__WORK TO BE COMPLETED__. Report how many lines below contain the word "text". Write only that number.

Records from a data collection
◆ ◆ ◆ ◆ ◆
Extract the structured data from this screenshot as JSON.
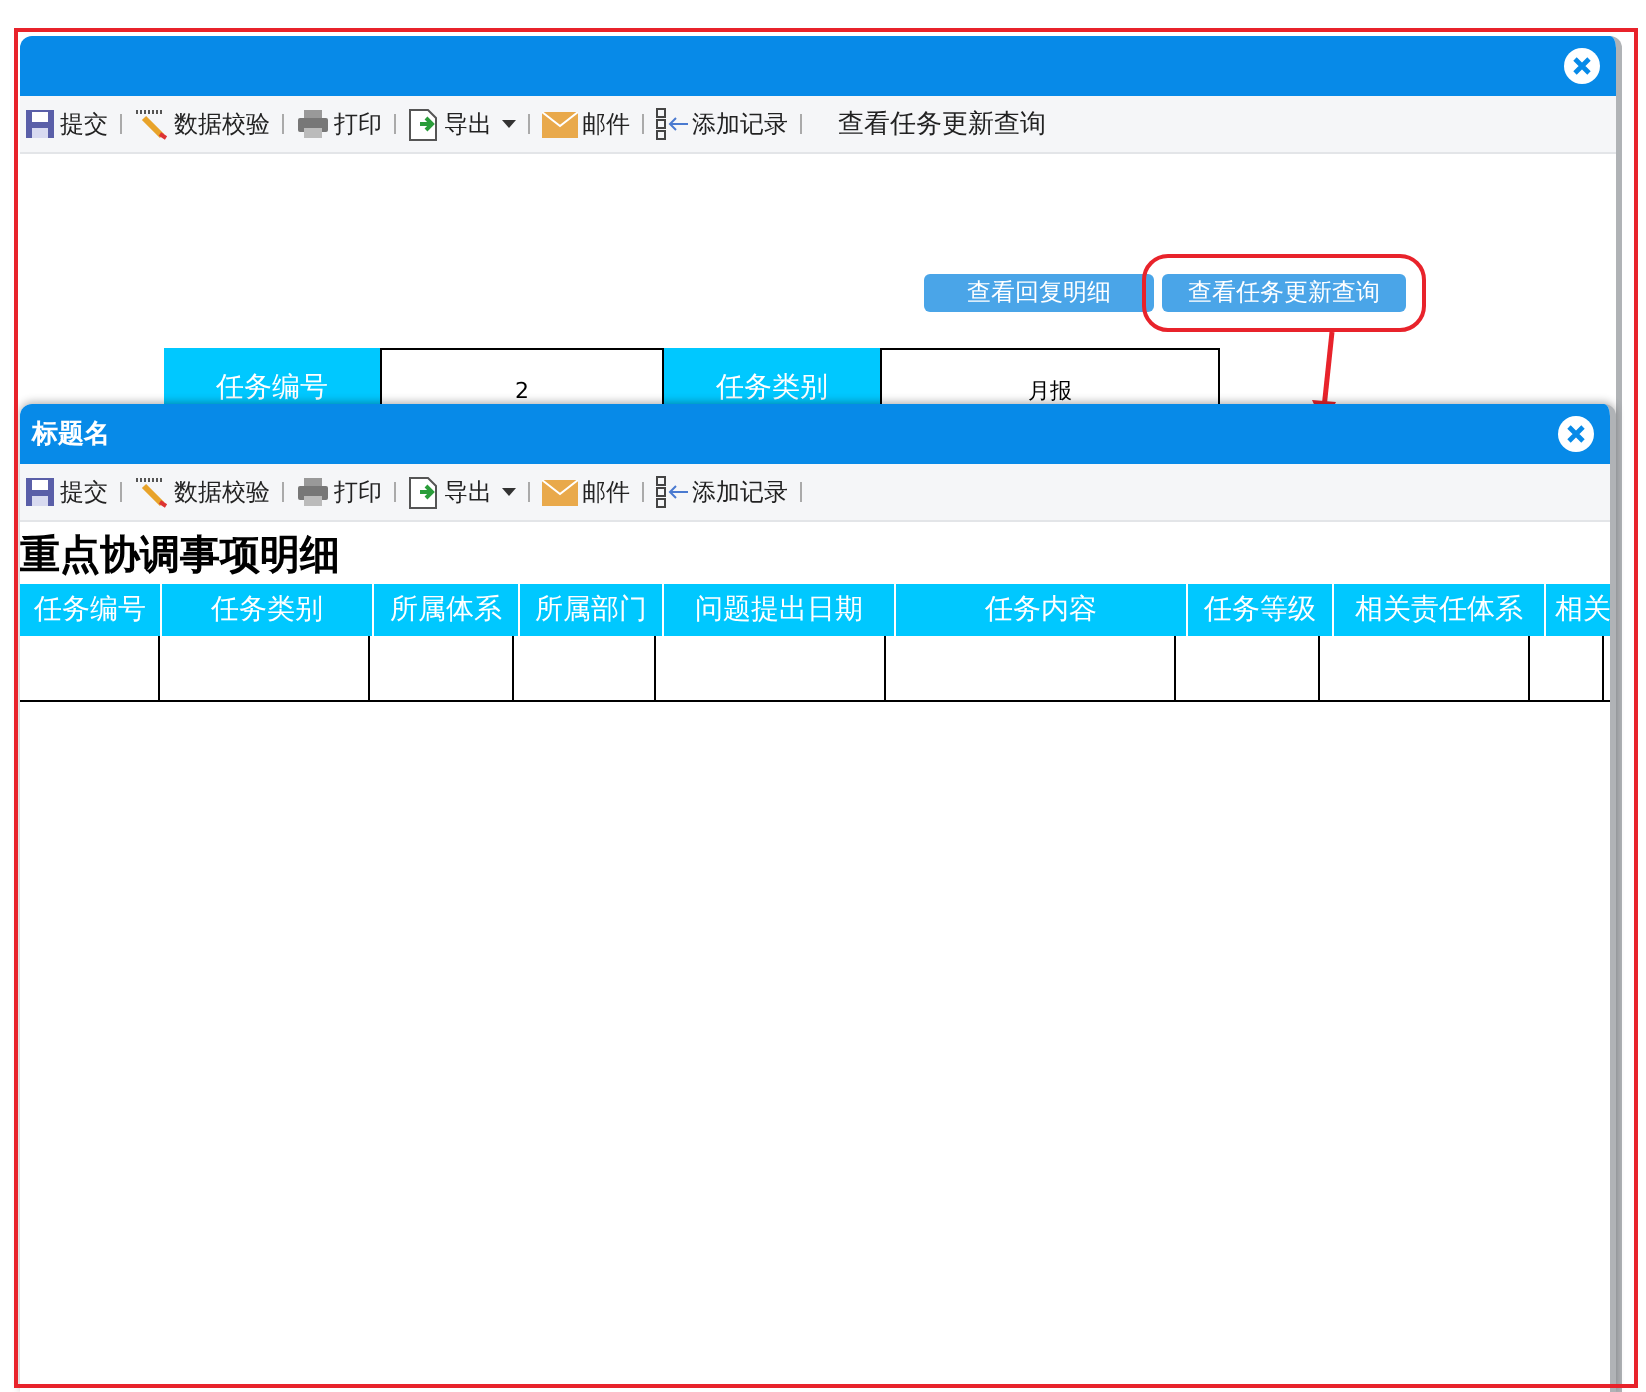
{
  "outer_dialog": {
    "toolbar": [
      {
        "kind": "save",
        "label": "提交",
        "dropdown": false
      },
      {
        "kind": "check",
        "label": "数据校验",
        "dropdown": false
      },
      {
        "kind": "print",
        "label": "打印",
        "dropdown": false
      },
      {
        "kind": "export",
        "label": "导出",
        "dropdown": true
      },
      {
        "kind": "mail",
        "label": "邮件",
        "dropdown": false
      },
      {
        "kind": "add",
        "label": "添加记录",
        "dropdown": false
      },
      {
        "kind": "text",
        "label": "查看任务更新查询",
        "dropdown": false
      }
    ],
    "buttons": [
      {
        "label": "查看回复明细",
        "highlighted": false
      },
      {
        "label": "查看任务更新查询",
        "highlighted": true
      }
    ],
    "form": [
      {
        "kind": "label",
        "text": "任务编号"
      },
      {
        "kind": "value",
        "text": "2"
      },
      {
        "kind": "label",
        "text": "任务类别"
      },
      {
        "kind": "value",
        "text": "月报"
      }
    ]
  },
  "inner_dialog": {
    "title": "标题名",
    "toolbar": [
      {
        "kind": "save",
        "label": "提交",
        "dropdown": false
      },
      {
        "kind": "check",
        "label": "数据校验",
        "dropdown": false
      },
      {
        "kind": "print",
        "label": "打印",
        "dropdown": false
      },
      {
        "kind": "export",
        "label": "导出",
        "dropdown": true
      },
      {
        "kind": "mail",
        "label": "邮件",
        "dropdown": false
      },
      {
        "kind": "add",
        "label": "添加记录",
        "dropdown": false
      }
    ],
    "heading": "重点协调事项明细",
    "table": {
      "columns": [
        "任务编号",
        "任务类别",
        "所属体系",
        "所属部门",
        "问题提出日期",
        "任务内容",
        "任务等级",
        "相关责任体系",
        "相关"
      ]
    }
  }
}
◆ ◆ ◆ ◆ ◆
__TASK ANSWER__. 5